Mr. Nichol cites some startling figures that I’ve shared in this space before, such as the troubling trend of poverty among children of color that is edging closer and closer to half of the population. But Nichol did what I couldn’t do: he tapped into the hearts and minds of his readers by eloquently moving beyond the bloodless statistics. He brought to light the disturbing and stark reality of how the iconic images of the faces of poverty 50 years ago when the War on Poverty was launched are not all that different from the working poor of today.

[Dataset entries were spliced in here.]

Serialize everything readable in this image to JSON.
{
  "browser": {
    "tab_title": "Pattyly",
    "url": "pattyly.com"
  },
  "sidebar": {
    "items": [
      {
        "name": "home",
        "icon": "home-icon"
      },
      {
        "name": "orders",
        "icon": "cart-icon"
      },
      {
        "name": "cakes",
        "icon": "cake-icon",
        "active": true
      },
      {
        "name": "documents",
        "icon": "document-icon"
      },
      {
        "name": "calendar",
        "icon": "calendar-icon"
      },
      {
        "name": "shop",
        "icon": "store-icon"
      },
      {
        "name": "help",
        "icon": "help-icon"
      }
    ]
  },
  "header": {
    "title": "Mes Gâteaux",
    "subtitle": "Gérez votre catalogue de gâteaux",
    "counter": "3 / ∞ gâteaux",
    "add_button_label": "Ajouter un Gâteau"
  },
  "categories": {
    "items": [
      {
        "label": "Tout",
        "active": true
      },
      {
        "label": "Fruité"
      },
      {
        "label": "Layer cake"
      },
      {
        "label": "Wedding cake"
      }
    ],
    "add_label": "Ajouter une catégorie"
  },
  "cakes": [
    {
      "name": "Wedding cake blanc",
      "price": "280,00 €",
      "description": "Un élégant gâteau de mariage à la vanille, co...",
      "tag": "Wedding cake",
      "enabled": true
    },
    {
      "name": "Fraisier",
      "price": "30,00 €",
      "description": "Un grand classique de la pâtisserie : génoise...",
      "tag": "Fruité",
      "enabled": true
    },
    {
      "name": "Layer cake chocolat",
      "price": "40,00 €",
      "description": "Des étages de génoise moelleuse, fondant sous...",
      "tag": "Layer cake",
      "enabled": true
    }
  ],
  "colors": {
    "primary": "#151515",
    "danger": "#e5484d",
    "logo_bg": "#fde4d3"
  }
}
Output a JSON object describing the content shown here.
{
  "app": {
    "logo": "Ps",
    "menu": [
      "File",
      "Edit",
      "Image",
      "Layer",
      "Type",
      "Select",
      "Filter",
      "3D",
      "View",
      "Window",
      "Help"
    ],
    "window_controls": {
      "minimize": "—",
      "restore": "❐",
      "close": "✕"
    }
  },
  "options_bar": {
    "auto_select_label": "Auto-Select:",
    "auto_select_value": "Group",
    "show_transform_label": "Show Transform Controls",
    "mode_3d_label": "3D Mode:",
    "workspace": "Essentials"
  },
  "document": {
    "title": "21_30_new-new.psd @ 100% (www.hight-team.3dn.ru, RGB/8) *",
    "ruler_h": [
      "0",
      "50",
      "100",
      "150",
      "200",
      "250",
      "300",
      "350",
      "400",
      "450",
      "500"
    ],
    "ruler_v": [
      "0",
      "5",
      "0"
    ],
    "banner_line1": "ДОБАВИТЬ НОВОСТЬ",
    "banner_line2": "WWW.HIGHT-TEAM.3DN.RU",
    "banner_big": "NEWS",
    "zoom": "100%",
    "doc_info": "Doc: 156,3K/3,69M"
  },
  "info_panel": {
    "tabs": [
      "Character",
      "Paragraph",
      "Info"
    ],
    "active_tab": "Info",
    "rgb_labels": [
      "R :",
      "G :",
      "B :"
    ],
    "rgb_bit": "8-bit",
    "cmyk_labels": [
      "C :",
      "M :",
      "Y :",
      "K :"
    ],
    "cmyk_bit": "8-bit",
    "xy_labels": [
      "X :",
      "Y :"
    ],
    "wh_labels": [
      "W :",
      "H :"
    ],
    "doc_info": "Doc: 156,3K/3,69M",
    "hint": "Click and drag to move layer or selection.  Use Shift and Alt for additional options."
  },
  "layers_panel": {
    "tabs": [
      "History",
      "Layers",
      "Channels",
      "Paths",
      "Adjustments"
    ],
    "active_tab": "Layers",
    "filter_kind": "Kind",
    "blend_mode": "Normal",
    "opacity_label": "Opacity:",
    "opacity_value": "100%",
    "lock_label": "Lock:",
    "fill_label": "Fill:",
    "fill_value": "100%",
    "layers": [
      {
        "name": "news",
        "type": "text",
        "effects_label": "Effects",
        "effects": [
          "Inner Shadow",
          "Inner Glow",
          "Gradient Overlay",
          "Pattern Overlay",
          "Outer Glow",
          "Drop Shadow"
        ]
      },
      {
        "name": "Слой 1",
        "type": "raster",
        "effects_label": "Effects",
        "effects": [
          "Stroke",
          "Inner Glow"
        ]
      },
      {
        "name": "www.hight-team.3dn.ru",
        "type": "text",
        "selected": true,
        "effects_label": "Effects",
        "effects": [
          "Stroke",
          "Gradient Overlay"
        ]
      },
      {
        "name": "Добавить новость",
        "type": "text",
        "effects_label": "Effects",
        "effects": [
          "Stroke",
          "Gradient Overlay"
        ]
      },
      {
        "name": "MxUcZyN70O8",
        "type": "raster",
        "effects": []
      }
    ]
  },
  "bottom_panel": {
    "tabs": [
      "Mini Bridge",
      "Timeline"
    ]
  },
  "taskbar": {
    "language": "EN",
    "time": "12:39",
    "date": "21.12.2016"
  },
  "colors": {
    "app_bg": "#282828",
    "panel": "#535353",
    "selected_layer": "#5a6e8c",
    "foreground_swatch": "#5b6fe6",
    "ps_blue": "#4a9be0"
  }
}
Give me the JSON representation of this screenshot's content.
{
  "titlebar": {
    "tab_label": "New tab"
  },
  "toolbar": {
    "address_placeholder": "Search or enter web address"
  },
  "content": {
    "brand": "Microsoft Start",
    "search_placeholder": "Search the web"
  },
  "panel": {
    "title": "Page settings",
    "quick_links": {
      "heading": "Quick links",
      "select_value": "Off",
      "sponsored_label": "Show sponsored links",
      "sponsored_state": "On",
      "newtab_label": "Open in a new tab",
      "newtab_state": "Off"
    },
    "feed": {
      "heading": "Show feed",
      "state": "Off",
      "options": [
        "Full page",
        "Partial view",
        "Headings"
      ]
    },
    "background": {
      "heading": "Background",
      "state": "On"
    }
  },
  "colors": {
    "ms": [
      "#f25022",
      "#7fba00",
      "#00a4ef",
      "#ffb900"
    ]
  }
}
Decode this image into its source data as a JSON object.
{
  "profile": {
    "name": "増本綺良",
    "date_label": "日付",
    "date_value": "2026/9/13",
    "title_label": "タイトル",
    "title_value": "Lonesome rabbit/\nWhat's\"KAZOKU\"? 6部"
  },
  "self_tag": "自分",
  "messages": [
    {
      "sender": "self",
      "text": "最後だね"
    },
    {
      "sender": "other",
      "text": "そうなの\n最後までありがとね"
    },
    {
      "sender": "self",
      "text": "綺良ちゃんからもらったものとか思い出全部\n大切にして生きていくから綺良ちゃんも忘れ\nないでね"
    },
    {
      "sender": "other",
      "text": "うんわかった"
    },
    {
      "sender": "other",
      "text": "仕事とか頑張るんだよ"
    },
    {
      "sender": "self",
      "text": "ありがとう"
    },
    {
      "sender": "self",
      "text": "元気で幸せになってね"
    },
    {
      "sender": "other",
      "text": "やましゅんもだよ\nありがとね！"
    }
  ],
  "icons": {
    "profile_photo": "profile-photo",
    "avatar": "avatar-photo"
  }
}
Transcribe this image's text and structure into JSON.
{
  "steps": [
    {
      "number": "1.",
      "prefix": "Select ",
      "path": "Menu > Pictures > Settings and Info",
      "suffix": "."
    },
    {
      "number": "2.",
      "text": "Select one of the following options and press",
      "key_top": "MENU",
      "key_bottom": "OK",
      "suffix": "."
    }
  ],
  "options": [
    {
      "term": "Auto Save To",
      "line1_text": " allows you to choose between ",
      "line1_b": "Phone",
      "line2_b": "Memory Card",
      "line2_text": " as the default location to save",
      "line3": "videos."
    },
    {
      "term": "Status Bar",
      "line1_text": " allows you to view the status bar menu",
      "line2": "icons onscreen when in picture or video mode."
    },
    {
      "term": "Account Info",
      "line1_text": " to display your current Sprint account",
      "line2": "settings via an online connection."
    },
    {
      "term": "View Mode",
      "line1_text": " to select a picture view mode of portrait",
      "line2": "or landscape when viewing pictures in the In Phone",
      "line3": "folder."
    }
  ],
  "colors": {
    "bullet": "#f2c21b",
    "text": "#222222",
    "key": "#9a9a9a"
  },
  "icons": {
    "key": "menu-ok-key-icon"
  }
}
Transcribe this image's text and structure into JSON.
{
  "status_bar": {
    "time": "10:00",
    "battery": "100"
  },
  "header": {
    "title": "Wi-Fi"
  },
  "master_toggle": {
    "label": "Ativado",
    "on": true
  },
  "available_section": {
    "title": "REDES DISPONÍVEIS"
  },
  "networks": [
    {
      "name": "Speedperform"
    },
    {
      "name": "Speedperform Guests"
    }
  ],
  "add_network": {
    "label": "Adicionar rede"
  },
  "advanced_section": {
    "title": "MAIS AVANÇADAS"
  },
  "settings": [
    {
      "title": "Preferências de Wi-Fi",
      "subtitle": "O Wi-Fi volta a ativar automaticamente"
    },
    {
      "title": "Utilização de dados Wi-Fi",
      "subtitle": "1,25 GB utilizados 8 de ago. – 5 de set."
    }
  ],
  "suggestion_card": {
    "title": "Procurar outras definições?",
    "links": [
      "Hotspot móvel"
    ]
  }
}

To the disbelief of many, he documented the experiences of those living in extreme poverty out in the eastern part of our state—experiences that are so meager that some live in shacks with no in-door plumbing. He used the power of his pen to expose the numerous communities that are still divided along racial and class lines by railroad tracks, revealing how the deck is stacked against some of our neighbors merely based on their zip code. The ironies littering our national anthem, speeches, and historical documents that speak of equality and opportunity, but only in theory, were exposed.
Nichol pumped blood into the stories about people who are homeless and living in woods (literally living on the outskirts of society), people who have no fair shot at justice because they can’t afford legal representation, and families who wear hoodies when they sleep at night to stay warm because their electricity bills cost more than child care or rent. He reminded us that these statistics and experiences bring shame on the US, the richest nation on earth.
After reading this series, one will long forget the pitiful attempts by conservatives and libertarians who spout endless myths and argue that people can’t be poor because they own “assets” such as a microwave or a refrigerator. Nor will one hear truth in the uninformed claim by one state legislator who says that “extreme” poverty doesn’t exist in our state. On the other hand, one will be reminded that the economy is failing too many of our people while the safety-net programs and work supports work in overtime to help combat poverty in North Carolina.
Too often, the public and lawmakers ignore the problem of poverty, instead turning their attention and focus towards politically-safe and vaguely-defined groups such as the middle class. Yet, this series pushed all its readers to pay attention, “see the invisible” (to use his words), and educate ourselves about the plight of poverty that fiercely grips far too many of our neighbors.
*Note: Mr. Nichol serves on the board of the NC Justice Center.